What happened: In the first minute of the match, Newcastle United thought they had the lead when Miguel Almiron pulled the ball back from the goal-line for Joe Willock to score. But did the ball go out of play?
VAR decision: Goal disallowed.
Here, we had the opposite situation, with the goal originally being awarded.
In both instances, it’s about the burden of proof. Even taking into the account the curvature of the ball, it seems certain that the whole of the ball had left the pitch before Almiron played it. A correct decision from the VAR, Neil Swarbrick.
Possible offside: Paqueta when scoring
VAR decision: Goal stands.
VAR review: You can’t be offside from a corner, so the only question for the VAR is whether Nayef Aguerd got a touch on the ball to create an offside phase. Replays showed that the flick-on actually came off a Newcastle player, Joelinton, so even though Paqueta was in an offside position when the ball is touched there can be no offence.
Possible penalty: Estupinan foul on Ouattara
What happened: In the 24th minute, Dango Ouattara broke through into the area but was muscled off the ball by Estupinan. Referee Craig Pawson waved away the Bournemouth player’s appeals for a penalty.
VAR decision: No penalty.
VAR review: This comes down to Estupinan’s challenge deemed to be fair, shoulder-on-shoulder. In this situation, you are allowed to try and use your strength to ease an opponent off the ball, even if you’re not attempting to play the ball.
As long as the challenge is shoulder-on-shoulder (taking into account the size of each player), it will deemed fair unless excessive force is used.

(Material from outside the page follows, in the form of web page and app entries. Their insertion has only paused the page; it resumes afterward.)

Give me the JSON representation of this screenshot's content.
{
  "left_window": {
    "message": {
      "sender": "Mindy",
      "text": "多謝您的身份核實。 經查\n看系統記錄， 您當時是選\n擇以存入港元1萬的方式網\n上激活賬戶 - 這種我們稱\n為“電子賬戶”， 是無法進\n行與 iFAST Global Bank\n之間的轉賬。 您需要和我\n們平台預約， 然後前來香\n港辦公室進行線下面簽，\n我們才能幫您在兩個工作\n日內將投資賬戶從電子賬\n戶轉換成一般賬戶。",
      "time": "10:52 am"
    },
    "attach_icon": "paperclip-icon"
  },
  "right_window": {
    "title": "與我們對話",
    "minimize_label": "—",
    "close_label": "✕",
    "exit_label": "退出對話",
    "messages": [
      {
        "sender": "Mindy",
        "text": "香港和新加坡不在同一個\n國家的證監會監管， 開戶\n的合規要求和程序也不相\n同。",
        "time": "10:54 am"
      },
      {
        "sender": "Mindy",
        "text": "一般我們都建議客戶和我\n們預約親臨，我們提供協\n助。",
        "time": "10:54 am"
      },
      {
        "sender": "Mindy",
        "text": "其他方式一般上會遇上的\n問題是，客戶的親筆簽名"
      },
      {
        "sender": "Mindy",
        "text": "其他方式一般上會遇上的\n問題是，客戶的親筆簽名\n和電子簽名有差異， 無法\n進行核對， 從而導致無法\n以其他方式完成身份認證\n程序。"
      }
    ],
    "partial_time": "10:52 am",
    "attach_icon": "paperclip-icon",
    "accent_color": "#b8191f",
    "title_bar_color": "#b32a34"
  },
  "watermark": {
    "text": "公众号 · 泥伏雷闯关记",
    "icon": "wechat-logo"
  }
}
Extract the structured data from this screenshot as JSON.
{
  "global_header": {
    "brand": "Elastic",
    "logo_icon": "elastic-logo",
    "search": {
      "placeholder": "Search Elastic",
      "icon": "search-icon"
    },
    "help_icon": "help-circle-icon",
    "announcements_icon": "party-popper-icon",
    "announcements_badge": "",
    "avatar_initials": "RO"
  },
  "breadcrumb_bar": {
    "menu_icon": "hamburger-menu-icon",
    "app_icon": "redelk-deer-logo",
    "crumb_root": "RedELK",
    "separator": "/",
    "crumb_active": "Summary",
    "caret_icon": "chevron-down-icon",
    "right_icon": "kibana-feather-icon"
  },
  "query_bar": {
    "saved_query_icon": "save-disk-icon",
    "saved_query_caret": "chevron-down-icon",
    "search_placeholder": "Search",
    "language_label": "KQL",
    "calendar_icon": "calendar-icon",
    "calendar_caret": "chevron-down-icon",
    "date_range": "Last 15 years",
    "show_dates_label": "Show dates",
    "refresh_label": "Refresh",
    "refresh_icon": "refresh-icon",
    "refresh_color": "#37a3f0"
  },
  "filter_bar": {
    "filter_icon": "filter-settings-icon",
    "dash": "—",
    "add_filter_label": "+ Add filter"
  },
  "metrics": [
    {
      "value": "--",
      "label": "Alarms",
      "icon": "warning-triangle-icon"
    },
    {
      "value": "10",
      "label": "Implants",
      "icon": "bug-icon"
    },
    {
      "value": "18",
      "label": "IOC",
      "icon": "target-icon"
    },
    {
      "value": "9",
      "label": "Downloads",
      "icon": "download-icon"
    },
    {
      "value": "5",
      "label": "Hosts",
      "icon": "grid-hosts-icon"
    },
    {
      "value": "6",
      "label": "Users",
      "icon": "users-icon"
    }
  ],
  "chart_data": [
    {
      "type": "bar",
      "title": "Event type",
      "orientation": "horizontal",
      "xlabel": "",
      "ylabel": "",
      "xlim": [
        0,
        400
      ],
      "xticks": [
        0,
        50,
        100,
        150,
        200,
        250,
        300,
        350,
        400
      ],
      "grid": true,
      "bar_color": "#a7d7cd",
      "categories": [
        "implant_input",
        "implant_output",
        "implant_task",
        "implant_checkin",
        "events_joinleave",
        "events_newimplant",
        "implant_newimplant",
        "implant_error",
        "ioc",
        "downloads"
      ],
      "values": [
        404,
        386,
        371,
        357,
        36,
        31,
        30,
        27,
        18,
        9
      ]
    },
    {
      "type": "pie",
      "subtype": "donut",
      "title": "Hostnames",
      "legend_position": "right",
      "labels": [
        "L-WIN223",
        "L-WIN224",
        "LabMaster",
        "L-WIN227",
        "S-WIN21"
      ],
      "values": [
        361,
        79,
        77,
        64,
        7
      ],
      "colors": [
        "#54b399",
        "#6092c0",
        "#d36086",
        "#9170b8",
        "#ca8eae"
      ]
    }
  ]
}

There’s little chance the VAR, Jarred Gillett, would tell the referee he’s got this wrong. Likewise, if Pawson gives the spot kick that also wouldn’t be considered a wrong decision. It’s a call which will always sit with the referee.

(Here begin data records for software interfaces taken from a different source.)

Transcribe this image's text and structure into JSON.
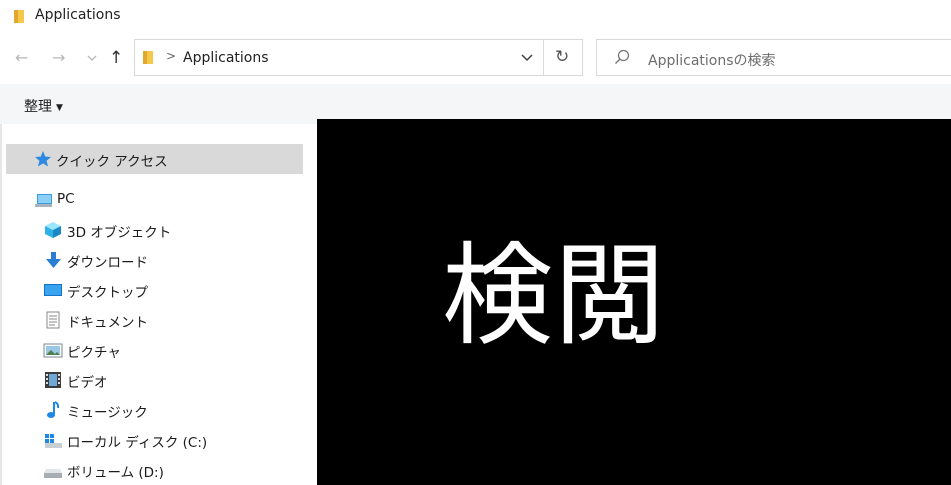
{
  "window": {
    "title": "Applications"
  },
  "address": {
    "path": "Applications",
    "separator": ">"
  },
  "search": {
    "placeholder": "Applicationsの検索"
  },
  "toolbar": {
    "organize_label": "整理",
    "organize_arrow": "▼"
  },
  "nav_buttons": {
    "back": "←",
    "forward": "→",
    "recent": "⌄",
    "up": "↑",
    "refresh": "↻"
  },
  "sidebar": {
    "items": [
      {
        "label": "クイック アクセス",
        "icon": "star-icon",
        "selected": true
      },
      {
        "label": "PC",
        "icon": "computer-icon"
      },
      {
        "label": "3D オブジェクト",
        "icon": "cube-3d-icon"
      },
      {
        "label": "ダウンロード",
        "icon": "download-arrow-icon"
      },
      {
        "label": "デスクトップ",
        "icon": "desktop-icon"
      },
      {
        "label": "ドキュメント",
        "icon": "document-icon"
      },
      {
        "label": "ピクチャ",
        "icon": "picture-icon"
      },
      {
        "label": "ビデオ",
        "icon": "video-film-icon"
      },
      {
        "label": "ミュージック",
        "icon": "music-note-icon"
      },
      {
        "label": "ローカル ディスク (C:)",
        "icon": "windows-drive-icon"
      },
      {
        "label": "ボリューム (D:)",
        "icon": "drive-icon"
      }
    ]
  },
  "preview": {
    "text": "検閲"
  },
  "colors": {
    "selected_bg": "#d9d9d9",
    "ribbon_bg": "#f5f6f7",
    "preview_bg": "#000000",
    "folder": "#f4c84a",
    "accent": "#1e88e5"
  }
}
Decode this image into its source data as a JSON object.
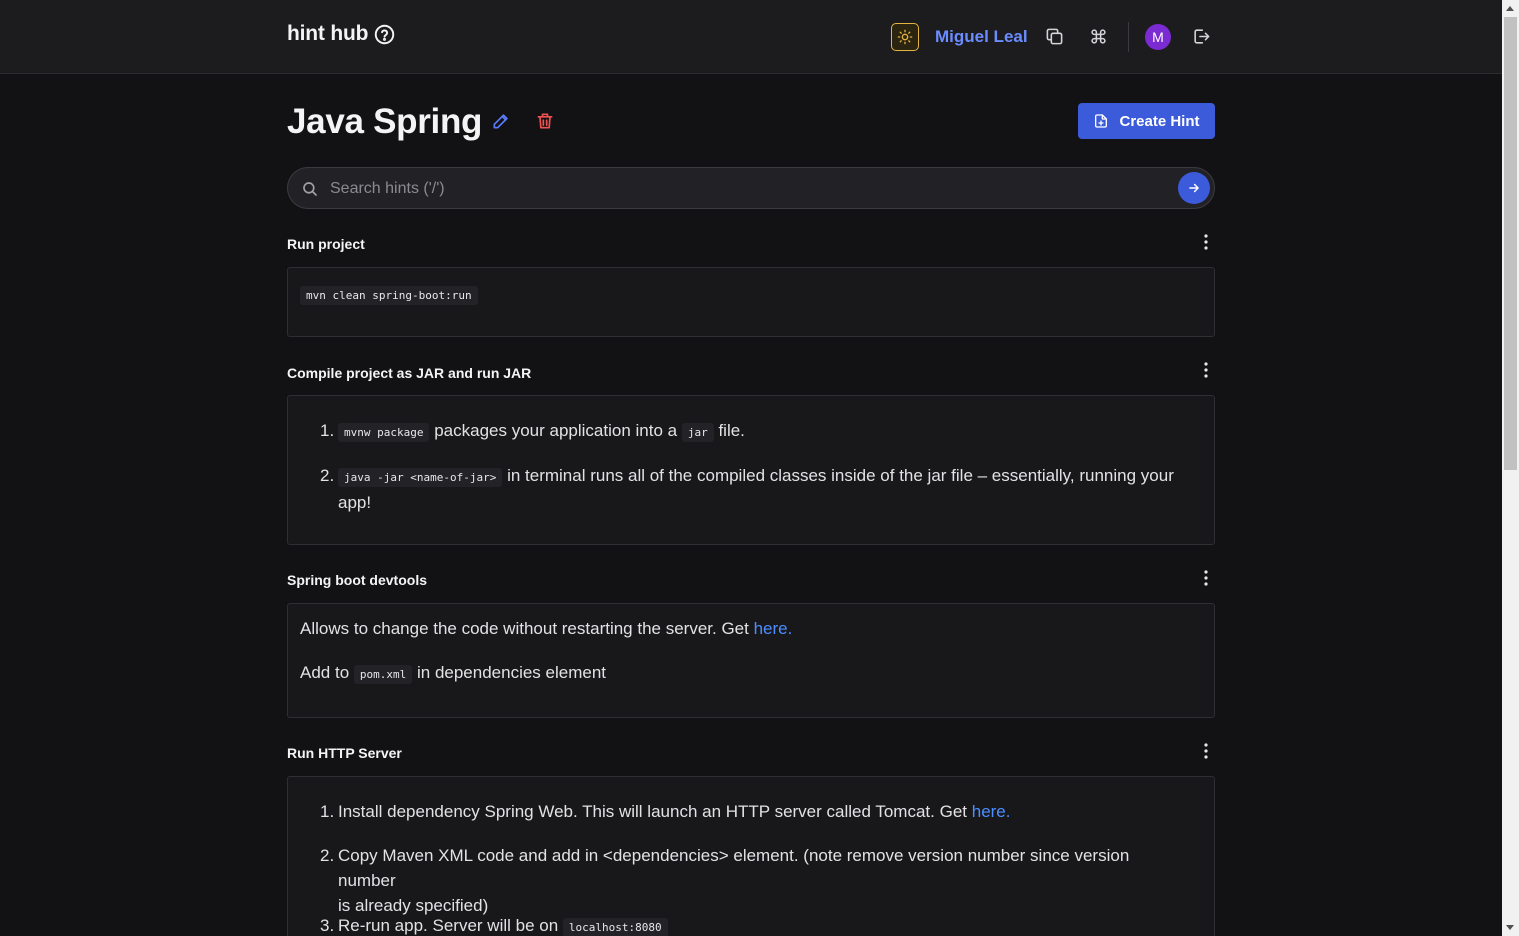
{
  "header": {
    "brand": "hint hub",
    "user_name": "Miguel Leal",
    "avatar_initial": "M"
  },
  "page": {
    "title": "Java Spring",
    "create_label": "Create Hint",
    "search_placeholder": "Search hints ('/')"
  },
  "hints": [
    {
      "title": "Run project",
      "code": "mvn clean spring-boot:run"
    },
    {
      "title": "Compile project as JAR and run JAR",
      "step1_num": "1.",
      "step1_code": "mvnw package",
      "step1_text": "packages your application into a",
      "step1_code2": "jar",
      "step1_tail": "file.",
      "step2_num": "2.",
      "step2_code": "java -jar <name-of-jar>",
      "step2_text": "in terminal runs all of the compiled classes inside of the jar file – essentially, running your",
      "step2_tail": "app!"
    },
    {
      "title": "Spring boot devtools",
      "line1": "Allows to change the code without restarting the server. Get",
      "line1_link": "here.",
      "line2_pre": "Add to",
      "line2_code": "pom.xml",
      "line2_post": "in dependencies element"
    },
    {
      "title": "Run HTTP Server",
      "step1_num": "1.",
      "step1_text": "Install dependency Spring Web. This will launch an HTTP server called Tomcat. Get",
      "step1_link": "here.",
      "step2_num": "2.",
      "step2_text": "Copy Maven XML code and add in <dependencies> element. (note remove version number since version number",
      "step2_tail": "is already specified)",
      "step3_num": "3.",
      "step3_text": "Re-run app. Server will be on",
      "step3_code": "localhost:8080"
    }
  ],
  "colors": {
    "accent": "#3b5bdb",
    "link": "#4c8dff",
    "user": "#6b8cff",
    "avatar": "#7a2bd1",
    "theme_border": "#e3b341"
  },
  "icons": {
    "brand": "question-circle-icon",
    "theme": "sun-icon",
    "copy": "copy-icon",
    "command": "command-icon",
    "logout": "logout-icon",
    "edit": "pencil-icon",
    "delete": "trash-icon",
    "create": "file-plus-icon",
    "search": "search-icon",
    "submit": "arrow-right-icon",
    "menu": "kebab-icon"
  }
}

Possible offside: Johnson in buildup to goal
What happened: Forest scored the only goal of the game in the 14th minute when Brennan Johnson fired home after a free-kick routine. However, the forward appeared to be marginally offside in the move which led to the award of the free kick.
VAR decision: No intervention possible.
VAR review: Johnson may well have been offside when the ball is played through, but the VAR cannot review the phase of play which leads to a free kick.
Information provided by the Premier League and PGMOL was used in this story.